With summer in full swing, many people are preparing for fun at swimming pools and lakes. Be aware, though, that drowning is the third leading cause of accidental death of children. Following some simple safety rules will make this a fun time, not one of tragedy.
A drowning can happen in seconds, often in the time it takes to answer a phone. In many cases an adult is nearby. No one is able to watch a child every second of the day. Children under the age of six should wear a life vest anytime they are around water, even on a beach. For children, the plastic blow up water wings that go around a child’s arms are NOT an approved personal flotation device, and should not be relied upon as a child safety device. When purchasing a life vest, make sure the Coast Guard has approved it. If you only need a life vest occasionally, the Palatine Fire Department has a loaner program in conjunction with the BOAT/US Foundation that allows residents to check out a child-sized vest for up to 2 weeks. Call the Fire Department at (847) 202-6340 for more information on this program.
Just because you are around a home or park district pool, hot tub or spa, you should not let your guard down about the danger of drowning. Items such as a life ring that can be extented to the person until help arrives should be nearby. Also good to have on hand is a long handled pole that can be extended the person so they can be pulled to the side of the pool. If you are able to rescue someone without the need to get into the water, you are always better off.
Some other safety tips:
• Never leave a young child alone or with a sibling. If you must step away from the pool area, take the child, or children, out of the pool and with you.
• Have a poolside phone so there is no need to leave the area, and know the emergency number to call.
• Teach your child to swim at a young age. Should they fall in, they might be able to help themselves by staying afloat.
• If you have a pool, make sure it is protected on all four sides from neighborhood kids. The fun of having a swimming pool makes it an inviting hazard.
• Place door latches on the pool entrance high off the ground so children can’t open them.
• Make sure the door to the pool has a self-closure that will automatically close and latch.
• If you have a pool or hot tub, you have chemicals of some type to clean and correct the pH levels of the water. Make sure they are kept out of the reach of children. Pool and Spa chemicals should be stored by themselves as some of these products are oxidizers. Oxidizers can start fires or give off toxic gases if they come in contact with oil or gasoline.
• Accidents happen. Attend a first aid and CPR class.
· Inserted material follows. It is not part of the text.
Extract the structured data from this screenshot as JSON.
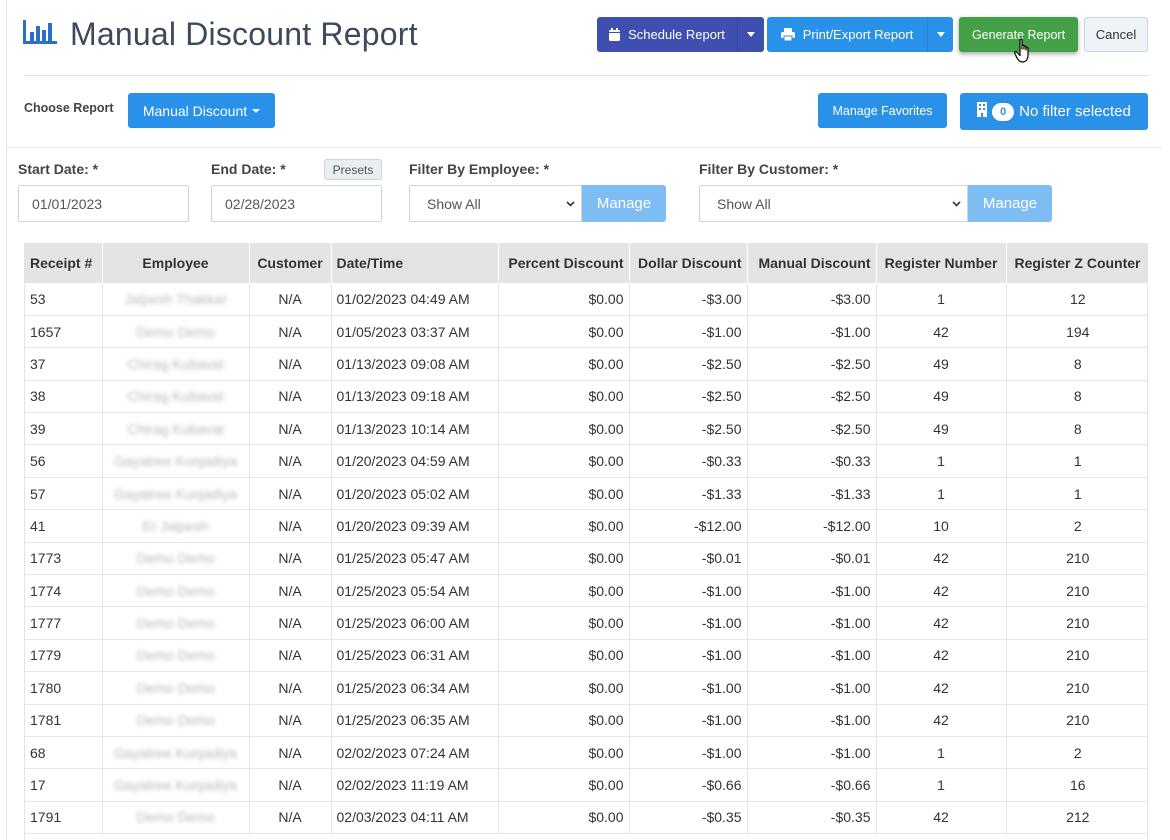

Know what to do before it occurs.
Finally, if you would like a member of the Palatine Fire Department's dive team to stop by and offer some safety tips for your pool free of charge and of no obligation to you, just contact the Public Education Division at (847) 202-6340. Remember to swim safe.